## Your goal
The listing below is to be given again in full and word for word, without its images.

## Exercise data
——
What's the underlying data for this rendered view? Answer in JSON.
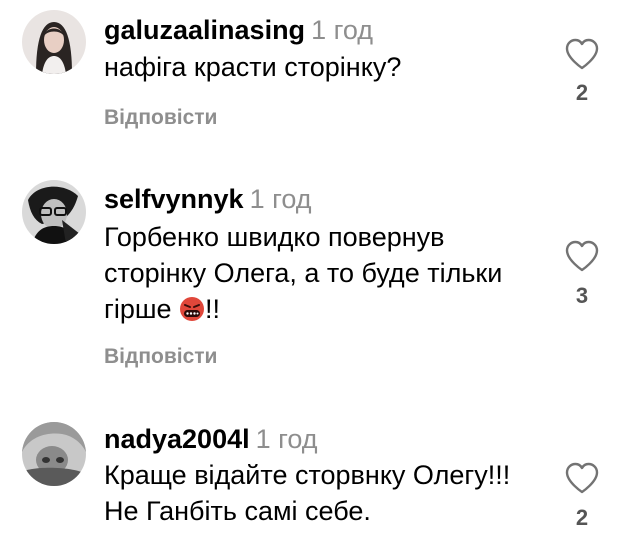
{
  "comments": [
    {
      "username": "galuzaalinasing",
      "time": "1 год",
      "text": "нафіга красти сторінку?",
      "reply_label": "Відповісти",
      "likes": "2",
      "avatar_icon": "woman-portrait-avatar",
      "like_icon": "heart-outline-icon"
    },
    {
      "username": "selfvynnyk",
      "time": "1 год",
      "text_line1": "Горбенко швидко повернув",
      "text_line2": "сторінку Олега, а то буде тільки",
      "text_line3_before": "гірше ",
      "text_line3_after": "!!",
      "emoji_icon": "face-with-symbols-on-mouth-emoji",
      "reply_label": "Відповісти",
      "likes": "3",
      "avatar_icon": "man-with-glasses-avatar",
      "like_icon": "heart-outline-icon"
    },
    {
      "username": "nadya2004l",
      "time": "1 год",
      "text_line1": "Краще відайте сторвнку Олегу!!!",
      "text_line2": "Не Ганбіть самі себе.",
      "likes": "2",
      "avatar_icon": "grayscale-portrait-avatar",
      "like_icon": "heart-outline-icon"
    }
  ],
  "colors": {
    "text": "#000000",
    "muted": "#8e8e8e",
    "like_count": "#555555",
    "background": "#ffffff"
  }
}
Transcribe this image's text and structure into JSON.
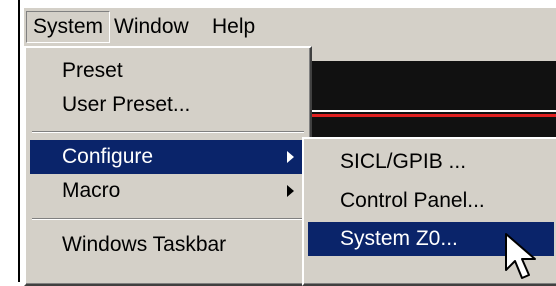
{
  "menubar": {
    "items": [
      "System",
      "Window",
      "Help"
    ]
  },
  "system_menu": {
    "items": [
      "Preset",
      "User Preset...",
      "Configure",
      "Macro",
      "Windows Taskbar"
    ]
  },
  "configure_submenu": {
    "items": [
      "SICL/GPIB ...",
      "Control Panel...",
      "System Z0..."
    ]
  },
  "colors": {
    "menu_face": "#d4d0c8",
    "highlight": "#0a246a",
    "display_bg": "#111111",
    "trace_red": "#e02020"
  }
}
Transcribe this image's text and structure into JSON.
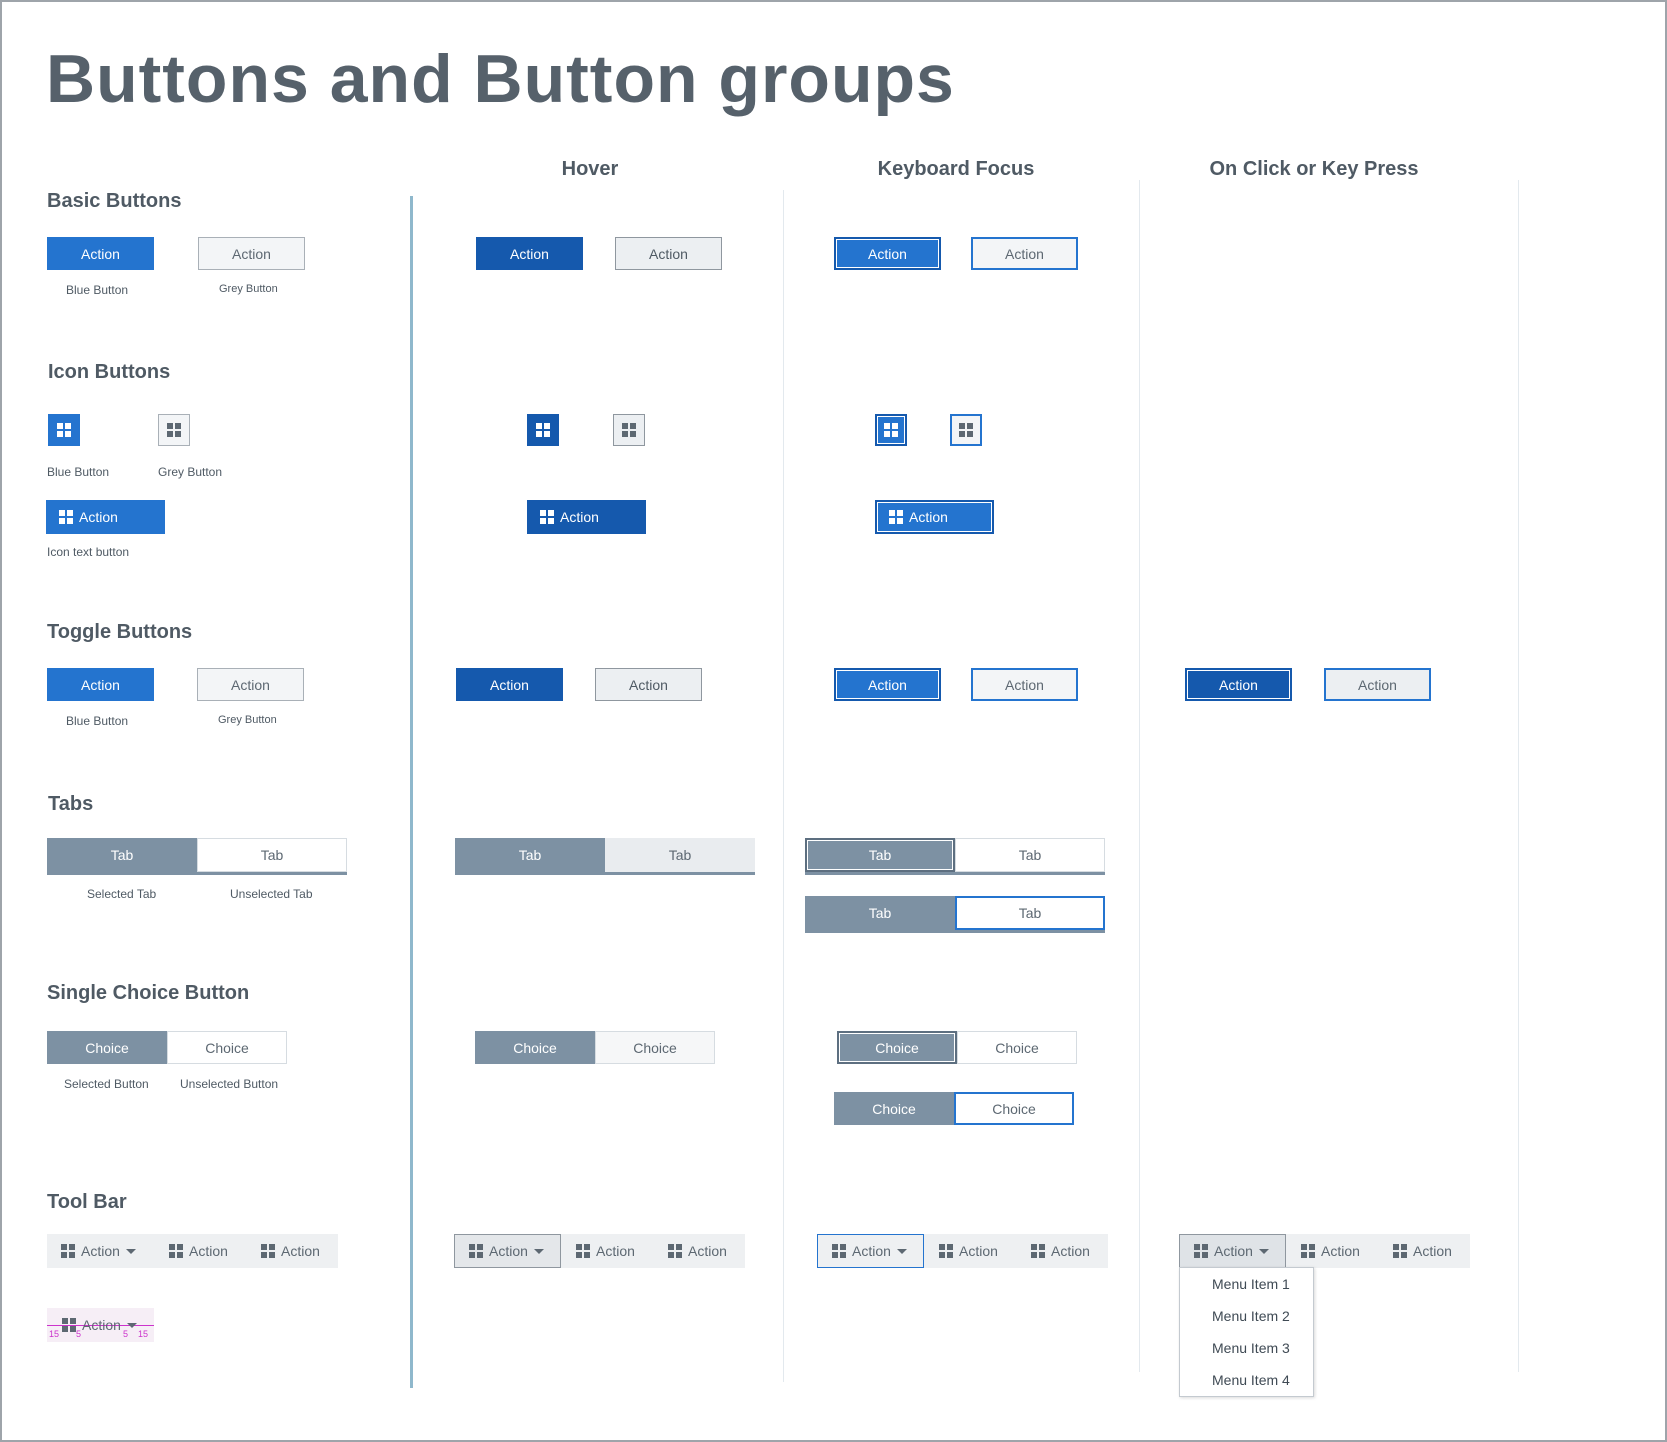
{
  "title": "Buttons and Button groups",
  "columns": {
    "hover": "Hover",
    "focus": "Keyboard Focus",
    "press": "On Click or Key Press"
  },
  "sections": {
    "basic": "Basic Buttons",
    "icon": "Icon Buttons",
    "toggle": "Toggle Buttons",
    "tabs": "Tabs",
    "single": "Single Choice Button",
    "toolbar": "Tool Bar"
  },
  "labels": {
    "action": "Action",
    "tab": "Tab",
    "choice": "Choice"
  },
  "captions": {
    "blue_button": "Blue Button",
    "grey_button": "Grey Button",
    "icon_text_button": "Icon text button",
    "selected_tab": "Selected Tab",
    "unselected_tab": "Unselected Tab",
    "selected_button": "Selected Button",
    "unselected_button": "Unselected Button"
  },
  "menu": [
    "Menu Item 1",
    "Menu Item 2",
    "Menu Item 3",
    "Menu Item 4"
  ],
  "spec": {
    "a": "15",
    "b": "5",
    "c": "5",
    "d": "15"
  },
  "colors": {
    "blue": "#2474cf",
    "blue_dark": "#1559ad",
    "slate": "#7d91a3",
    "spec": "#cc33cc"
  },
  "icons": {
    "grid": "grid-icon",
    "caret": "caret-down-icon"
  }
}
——
## Your solution
What's the underlying data for this rendered view? Answer in JSON.
{
  "comments": [
    {
      "username": "galuzaalinasing",
      "time": "1 год",
      "text": "нафіга красти сторінку?",
      "reply_label": "Відповісти",
      "likes": "2",
      "avatar_icon": "woman-portrait-avatar",
      "like_icon": "heart-outline-icon"
    },
    {
      "username": "selfvynnyk",
      "time": "1 год",
      "text_line1": "Горбенко швидко повернув",
      "text_line2": "сторінку Олега, а то буде тільки",
      "text_line3_before": "гірше ",
      "text_line3_after": "!!",
      "emoji_icon": "face-with-symbols-on-mouth-emoji",
      "reply_label": "Відповісти",
      "likes": "3",
      "avatar_icon": "man-with-glasses-avatar",
      "like_icon": "heart-outline-icon"
    },
    {
      "username": "nadya2004l",
      "time": "1 год",
      "text_line1": "Краще відайте сторвнку Олегу!!!",
      "text_line2": "Не Ганбіть самі себе.",
      "likes": "2",
      "avatar_icon": "grayscale-portrait-avatar",
      "like_icon": "heart-outline-icon"
    }
  ],
  "colors": {
    "text": "#000000",
    "muted": "#8e8e8e",
    "like_count": "#555555",
    "background": "#ffffff"
  }
}
Transcribe this image's text and structure into JSON.
{
  "menubar": {
    "items": [
      "System",
      "Window",
      "Help"
    ]
  },
  "system_menu": {
    "items": [
      "Preset",
      "User Preset...",
      "Configure",
      "Macro",
      "Windows Taskbar"
    ]
  },
  "configure_submenu": {
    "items": [
      "SICL/GPIB ...",
      "Control Panel...",
      "System Z0..."
    ]
  },
  "colors": {
    "menu_face": "#d4d0c8",
    "highlight": "#0a246a",
    "display_bg": "#111111",
    "trace_red": "#e02020"
  }
}
Transcribe this image's text and structure into JSON.
{
  "title": "Buttons and Button groups",
  "columns": {
    "hover": "Hover",
    "focus": "Keyboard Focus",
    "press": "On Click or Key Press"
  },
  "sections": {
    "basic": "Basic Buttons",
    "icon": "Icon Buttons",
    "toggle": "Toggle Buttons",
    "tabs": "Tabs",
    "single": "Single Choice Button",
    "toolbar": "Tool Bar"
  },
  "labels": {
    "action": "Action",
    "tab": "Tab",
    "choice": "Choice"
  },
  "captions": {
    "blue_button": "Blue Button",
    "grey_button": "Grey Button",
    "icon_text_button": "Icon text button",
    "selected_tab": "Selected Tab",
    "unselected_tab": "Unselected Tab",
    "selected_button": "Selected Button",
    "unselected_button": "Unselected Button"
  },
  "menu": [
    "Menu Item 1",
    "Menu Item 2",
    "Menu Item 3",
    "Menu Item 4"
  ],
  "spec": {
    "a": "15",
    "b": "5",
    "c": "5",
    "d": "15"
  },
  "colors": {
    "blue": "#2474cf",
    "blue_dark": "#1559ad",
    "slate": "#7d91a3",
    "spec": "#cc33cc"
  },
  "icons": {
    "grid": "grid-icon",
    "caret": "caret-down-icon"
  }
}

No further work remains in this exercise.